Heightened connectivity between the ventral striatum and medial prefrontal cortex as a biomarker for stress-related psychopathology: understanding interactive effects of early and more recent stress.


Journal Article

BACKGROUND:The experience of childhood maltreatment is a significant risk factor for the development of depression. This risk is particularly heightened after exposure to additional, more contemporaneous stress. While behavioral evidence exists for this relation, little is known about biological correlates of these stress interactions. Identifying such correlates may provide biomarkers of risk for later depression. METHODS:Here, we leverage behavioral, experiential, and neuroimaging data from the Duke Neurogenetics Study to identify potential biomarkers of stress exposure. Based on the past research, we were specifically interested in reward-related connectivity and the interaction of early and more recent stress. We examined psychophysiological interactions between the ventral striatum and other brain regions in relation to these stress variables, as well as measures of internalizing symptomatology (n = 926, participant age range = 18-22 years of age). RESULTS:We found relatively increased reward-related functional connectivity between the left ventral striatum and the medial prefrontal cortex in individuals exposed to greater levels of childhood maltreatment who also experienced greater levels of recent life stress (β = 0.199, p < 0.005). This pattern of functional connectivity was further associated with elevated symptoms of depression (β = 0.089, p = 0.006). Furthermore, using a moderated mediation framework, we demonstrate that this functional connectivity provides a biological link between cumulative stress exposure and internalizing symptomatology. CONCLUSIONS:These findings suggest a novel biomarker linking cumulative stress exposure with the later experience of depressive symptoms. Our results are discussed in the context of past research examining stress exposure in relation to depression.

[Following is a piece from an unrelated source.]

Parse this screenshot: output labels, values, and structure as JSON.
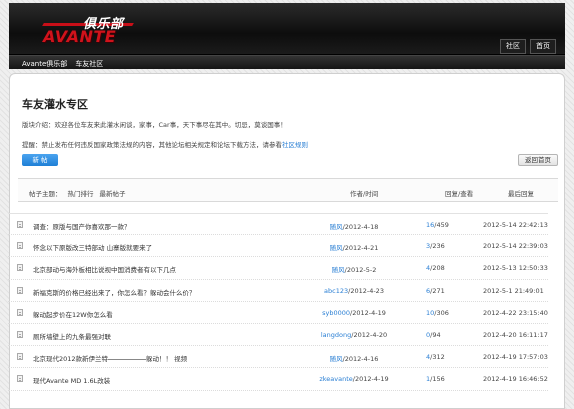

Full Text

Duke Authors

Cited Authors

  • Hanson, JL; Knodt, AR; Brigidi, BD; Hariri, AR

Published Date

  • August 2018

Published In

Volume / Issue

  • 48 / 11

Start / End Page

  • 1835 - 1843

PubMed ID

  • 29248021

Pubmed Central ID

  • 29248021

Electronic International Standard Serial Number (EISSN)

  • 1469-8978

International Standard Serial Number (ISSN)

  • 0033-2917

Digital Object Identifier (DOI)

  • 10.1017/S0033291717003348


  • eng